**What you are asked to do:**
Nothing in the entries may be altered; copy them in full.

**Input records:**
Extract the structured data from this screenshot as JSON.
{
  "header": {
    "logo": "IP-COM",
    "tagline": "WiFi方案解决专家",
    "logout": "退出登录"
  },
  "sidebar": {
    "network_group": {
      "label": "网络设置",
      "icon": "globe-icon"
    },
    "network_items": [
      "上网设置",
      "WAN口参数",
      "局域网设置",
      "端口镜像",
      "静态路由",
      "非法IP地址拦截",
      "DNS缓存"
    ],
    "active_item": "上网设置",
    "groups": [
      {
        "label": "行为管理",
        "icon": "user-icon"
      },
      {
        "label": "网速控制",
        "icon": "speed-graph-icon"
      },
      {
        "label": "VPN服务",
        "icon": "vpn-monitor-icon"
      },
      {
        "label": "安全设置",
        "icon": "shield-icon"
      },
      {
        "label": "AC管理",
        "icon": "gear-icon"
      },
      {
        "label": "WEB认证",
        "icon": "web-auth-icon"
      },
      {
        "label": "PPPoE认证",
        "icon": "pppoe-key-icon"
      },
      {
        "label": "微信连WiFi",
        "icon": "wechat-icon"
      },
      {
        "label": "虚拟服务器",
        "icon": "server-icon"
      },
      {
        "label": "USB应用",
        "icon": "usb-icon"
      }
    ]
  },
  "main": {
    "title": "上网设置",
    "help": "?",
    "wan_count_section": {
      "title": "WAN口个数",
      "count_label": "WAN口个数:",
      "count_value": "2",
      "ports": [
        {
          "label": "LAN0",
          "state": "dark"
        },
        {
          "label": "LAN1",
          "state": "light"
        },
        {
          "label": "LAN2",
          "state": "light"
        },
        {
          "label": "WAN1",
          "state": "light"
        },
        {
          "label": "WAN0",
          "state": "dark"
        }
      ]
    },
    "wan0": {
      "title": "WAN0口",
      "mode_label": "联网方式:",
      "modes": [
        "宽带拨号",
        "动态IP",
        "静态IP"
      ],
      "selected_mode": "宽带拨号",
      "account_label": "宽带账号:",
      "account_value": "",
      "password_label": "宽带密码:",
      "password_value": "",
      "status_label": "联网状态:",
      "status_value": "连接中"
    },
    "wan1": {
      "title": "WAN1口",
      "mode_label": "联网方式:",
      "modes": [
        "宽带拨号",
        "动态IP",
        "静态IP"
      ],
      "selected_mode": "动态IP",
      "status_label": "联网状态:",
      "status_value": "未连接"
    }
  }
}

**Completed exercise:**
Extract the structured data from this screenshot as JSON.
{
  "header": {
    "logo": "IP-COM",
    "tagline": "WiFi方案解决专家",
    "logout": "退出登录"
  },
  "sidebar": {
    "network_group": {
      "label": "网络设置",
      "icon": "globe-icon"
    },
    "network_items": [
      "上网设置",
      "WAN口参数",
      "局域网设置",
      "端口镜像",
      "静态路由",
      "非法IP地址拦截",
      "DNS缓存"
    ],
    "active_item": "上网设置",
    "groups": [
      {
        "label": "行为管理",
        "icon": "user-icon"
      },
      {
        "label": "网速控制",
        "icon": "speed-graph-icon"
      },
      {
        "label": "VPN服务",
        "icon": "vpn-monitor-icon"
      },
      {
        "label": "安全设置",
        "icon": "shield-icon"
      },
      {
        "label": "AC管理",
        "icon": "gear-icon"
      },
      {
        "label": "WEB认证",
        "icon": "web-auth-icon"
      },
      {
        "label": "PPPoE认证",
        "icon": "pppoe-key-icon"
      },
      {
        "label": "微信连WiFi",
        "icon": "wechat-icon"
      },
      {
        "label": "虚拟服务器",
        "icon": "server-icon"
      },
      {
        "label": "USB应用",
        "icon": "usb-icon"
      }
    ]
  },
  "main": {
    "title": "上网设置",
    "help": "?",
    "wan_count_section": {
      "title": "WAN口个数",
      "count_label": "WAN口个数:",
      "count_value": "2",
      "ports": [
        {
          "label": "LAN0",
          "state": "dark"
        },
        {
          "label": "LAN1",
          "state": "light"
        },
        {
          "label": "LAN2",
          "state": "light"
        },
        {
          "label": "WAN1",
          "state": "light"
        },
        {
          "label": "WAN0",
          "state": "dark"
        }
      ]
    },
    "wan0": {
      "title": "WAN0口",
      "mode_label": "联网方式:",
      "modes": [
        "宽带拨号",
        "动态IP",
        "静态IP"
      ],
      "selected_mode": "宽带拨号",
      "account_label": "宽带账号:",
      "account_value": "",
      "password_label": "宽带密码:",
      "password_value": "",
      "status_label": "联网状态:",
      "status_value": "连接中"
    },
    "wan1": {
      "title": "WAN1口",
      "mode_label": "联网方式:",
      "modes": [
        "宽带拨号",
        "动态IP",
        "静态IP"
      ],
      "selected_mode": "动态IP",
      "status_label": "联网状态:",
      "status_value": "未连接"
    }
  }
}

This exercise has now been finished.